Stored data entries
----
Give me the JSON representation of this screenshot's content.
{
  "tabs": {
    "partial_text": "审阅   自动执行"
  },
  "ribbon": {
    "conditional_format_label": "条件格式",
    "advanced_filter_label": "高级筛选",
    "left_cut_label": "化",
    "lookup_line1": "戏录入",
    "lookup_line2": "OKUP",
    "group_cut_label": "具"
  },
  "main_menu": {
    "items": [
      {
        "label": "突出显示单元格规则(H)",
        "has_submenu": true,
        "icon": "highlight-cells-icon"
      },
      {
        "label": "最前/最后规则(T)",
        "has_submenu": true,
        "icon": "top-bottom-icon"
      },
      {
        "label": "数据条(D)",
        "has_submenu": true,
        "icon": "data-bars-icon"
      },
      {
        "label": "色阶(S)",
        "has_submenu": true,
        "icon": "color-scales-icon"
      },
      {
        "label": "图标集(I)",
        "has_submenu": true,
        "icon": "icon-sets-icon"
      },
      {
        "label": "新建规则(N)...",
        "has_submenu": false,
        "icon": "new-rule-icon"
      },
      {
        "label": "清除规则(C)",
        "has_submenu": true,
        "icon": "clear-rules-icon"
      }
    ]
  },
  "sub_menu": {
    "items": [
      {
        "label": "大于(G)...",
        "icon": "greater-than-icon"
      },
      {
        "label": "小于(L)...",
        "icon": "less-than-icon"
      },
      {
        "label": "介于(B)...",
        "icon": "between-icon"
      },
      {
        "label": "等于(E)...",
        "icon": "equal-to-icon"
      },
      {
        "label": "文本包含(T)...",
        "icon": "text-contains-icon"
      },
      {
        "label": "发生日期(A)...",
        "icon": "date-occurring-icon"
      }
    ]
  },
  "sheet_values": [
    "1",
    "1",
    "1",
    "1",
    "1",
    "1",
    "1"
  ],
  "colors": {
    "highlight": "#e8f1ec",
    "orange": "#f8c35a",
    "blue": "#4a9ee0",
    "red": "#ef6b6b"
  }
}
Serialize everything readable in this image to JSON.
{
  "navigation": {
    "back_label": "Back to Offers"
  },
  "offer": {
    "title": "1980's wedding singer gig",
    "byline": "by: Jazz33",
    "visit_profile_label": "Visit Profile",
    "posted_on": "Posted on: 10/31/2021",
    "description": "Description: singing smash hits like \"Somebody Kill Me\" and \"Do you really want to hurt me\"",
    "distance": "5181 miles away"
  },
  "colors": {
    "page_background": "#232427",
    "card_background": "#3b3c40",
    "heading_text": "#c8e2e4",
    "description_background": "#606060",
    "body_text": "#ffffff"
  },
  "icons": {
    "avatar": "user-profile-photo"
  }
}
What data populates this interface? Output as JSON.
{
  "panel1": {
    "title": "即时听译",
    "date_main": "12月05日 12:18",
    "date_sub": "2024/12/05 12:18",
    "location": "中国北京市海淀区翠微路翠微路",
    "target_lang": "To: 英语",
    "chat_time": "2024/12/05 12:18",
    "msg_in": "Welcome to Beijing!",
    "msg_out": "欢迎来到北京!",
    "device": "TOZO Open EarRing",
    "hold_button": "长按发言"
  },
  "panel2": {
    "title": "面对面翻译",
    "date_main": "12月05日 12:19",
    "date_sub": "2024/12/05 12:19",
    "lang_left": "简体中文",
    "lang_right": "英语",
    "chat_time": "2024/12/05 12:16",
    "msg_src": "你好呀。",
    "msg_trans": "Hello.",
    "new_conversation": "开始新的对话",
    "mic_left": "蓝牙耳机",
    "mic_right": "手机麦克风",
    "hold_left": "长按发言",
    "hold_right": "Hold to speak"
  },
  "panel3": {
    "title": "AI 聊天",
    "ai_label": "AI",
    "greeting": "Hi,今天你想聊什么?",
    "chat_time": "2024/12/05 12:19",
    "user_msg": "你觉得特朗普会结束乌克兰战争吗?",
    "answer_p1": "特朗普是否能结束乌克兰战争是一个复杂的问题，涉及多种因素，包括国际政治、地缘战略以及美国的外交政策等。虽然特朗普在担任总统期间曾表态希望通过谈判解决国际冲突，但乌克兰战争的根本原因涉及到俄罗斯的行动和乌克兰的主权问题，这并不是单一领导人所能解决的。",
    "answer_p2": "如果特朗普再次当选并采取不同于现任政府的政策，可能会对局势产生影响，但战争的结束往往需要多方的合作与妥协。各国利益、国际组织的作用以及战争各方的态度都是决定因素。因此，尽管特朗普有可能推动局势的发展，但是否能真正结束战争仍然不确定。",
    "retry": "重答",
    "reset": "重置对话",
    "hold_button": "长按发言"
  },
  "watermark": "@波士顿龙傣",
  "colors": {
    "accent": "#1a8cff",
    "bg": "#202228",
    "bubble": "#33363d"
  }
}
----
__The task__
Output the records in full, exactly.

__Output for this task__
Give me the JSON representation of this screenshot's content.
{
  "tabs": {
    "partial_text": "审阅   自动执行"
  },
  "ribbon": {
    "conditional_format_label": "条件格式",
    "advanced_filter_label": "高级筛选",
    "left_cut_label": "化",
    "lookup_line1": "戏录入",
    "lookup_line2": "OKUP",
    "group_cut_label": "具"
  },
  "main_menu": {
    "items": [
      {
        "label": "突出显示单元格规则(H)",
        "has_submenu": true,
        "icon": "highlight-cells-icon"
      },
      {
        "label": "最前/最后规则(T)",
        "has_submenu": true,
        "icon": "top-bottom-icon"
      },
      {
        "label": "数据条(D)",
        "has_submenu": true,
        "icon": "data-bars-icon"
      },
      {
        "label": "色阶(S)",
        "has_submenu": true,
        "icon": "color-scales-icon"
      },
      {
        "label": "图标集(I)",
        "has_submenu": true,
        "icon": "icon-sets-icon"
      },
      {
        "label": "新建规则(N)...",
        "has_submenu": false,
        "icon": "new-rule-icon"
      },
      {
        "label": "清除规则(C)",
        "has_submenu": true,
        "icon": "clear-rules-icon"
      }
    ]
  },
  "sub_menu": {
    "items": [
      {
        "label": "大于(G)...",
        "icon": "greater-than-icon"
      },
      {
        "label": "小于(L)...",
        "icon": "less-than-icon"
      },
      {
        "label": "介于(B)...",
        "icon": "between-icon"
      },
      {
        "label": "等于(E)...",
        "icon": "equal-to-icon"
      },
      {
        "label": "文本包含(T)...",
        "icon": "text-contains-icon"
      },
      {
        "label": "发生日期(A)...",
        "icon": "date-occurring-icon"
      }
    ]
  },
  "sheet_values": [
    "1",
    "1",
    "1",
    "1",
    "1",
    "1",
    "1"
  ],
  "colors": {
    "highlight": "#e8f1ec",
    "orange": "#f8c35a",
    "blue": "#4a9ee0",
    "red": "#ef6b6b"
  }
}
Serialize everything readable in this image to JSON.
{
  "navigation": {
    "back_label": "Back to Offers"
  },
  "offer": {
    "title": "1980's wedding singer gig",
    "byline": "by: Jazz33",
    "visit_profile_label": "Visit Profile",
    "posted_on": "Posted on: 10/31/2021",
    "description": "Description: singing smash hits like \"Somebody Kill Me\" and \"Do you really want to hurt me\"",
    "distance": "5181 miles away"
  },
  "colors": {
    "page_background": "#232427",
    "card_background": "#3b3c40",
    "heading_text": "#c8e2e4",
    "description_background": "#606060",
    "body_text": "#ffffff"
  },
  "icons": {
    "avatar": "user-profile-photo"
  }
}
What data populates this interface? Output as JSON.
{
  "panel1": {
    "title": "即时听译",
    "date_main": "12月05日 12:18",
    "date_sub": "2024/12/05 12:18",
    "location": "中国北京市海淀区翠微路翠微路",
    "target_lang": "To: 英语",
    "chat_time": "2024/12/05 12:18",
    "msg_in": "Welcome to Beijing!",
    "msg_out": "欢迎来到北京!",
    "device": "TOZO Open EarRing",
    "hold_button": "长按发言"
  },
  "panel2": {
    "title": "面对面翻译",
    "date_main": "12月05日 12:19",
    "date_sub": "2024/12/05 12:19",
    "lang_left": "简体中文",
    "lang_right": "英语",
    "chat_time": "2024/12/05 12:16",
    "msg_src": "你好呀。",
    "msg_trans": "Hello.",
    "new_conversation": "开始新的对话",
    "mic_left": "蓝牙耳机",
    "mic_right": "手机麦克风",
    "hold_left": "长按发言",
    "hold_right": "Hold to speak"
  },
  "panel3": {
    "title": "AI 聊天",
    "ai_label": "AI",
    "greeting": "Hi,今天你想聊什么?",
    "chat_time": "2024/12/05 12:19",
    "user_msg": "你觉得特朗普会结束乌克兰战争吗?",
    "answer_p1": "特朗普是否能结束乌克兰战争是一个复杂的问题，涉及多种因素，包括国际政治、地缘战略以及美国的外交政策等。虽然特朗普在担任总统期间曾表态希望通过谈判解决国际冲突，但乌克兰战争的根本原因涉及到俄罗斯的行动和乌克兰的主权问题，这并不是单一领导人所能解决的。",
    "answer_p2": "如果特朗普再次当选并采取不同于现任政府的政策，可能会对局势产生影响，但战争的结束往往需要多方的合作与妥协。各国利益、国际组织的作用以及战争各方的态度都是决定因素。因此，尽管特朗普有可能推动局势的发展，但是否能真正结束战争仍然不确定。",
    "retry": "重答",
    "reset": "重置对话",
    "hold_button": "长按发言"
  },
  "watermark": "@波士顿龙傣",
  "colors": {
    "accent": "#1a8cff",
    "bg": "#202228",
    "bubble": "#33363d"
  }
}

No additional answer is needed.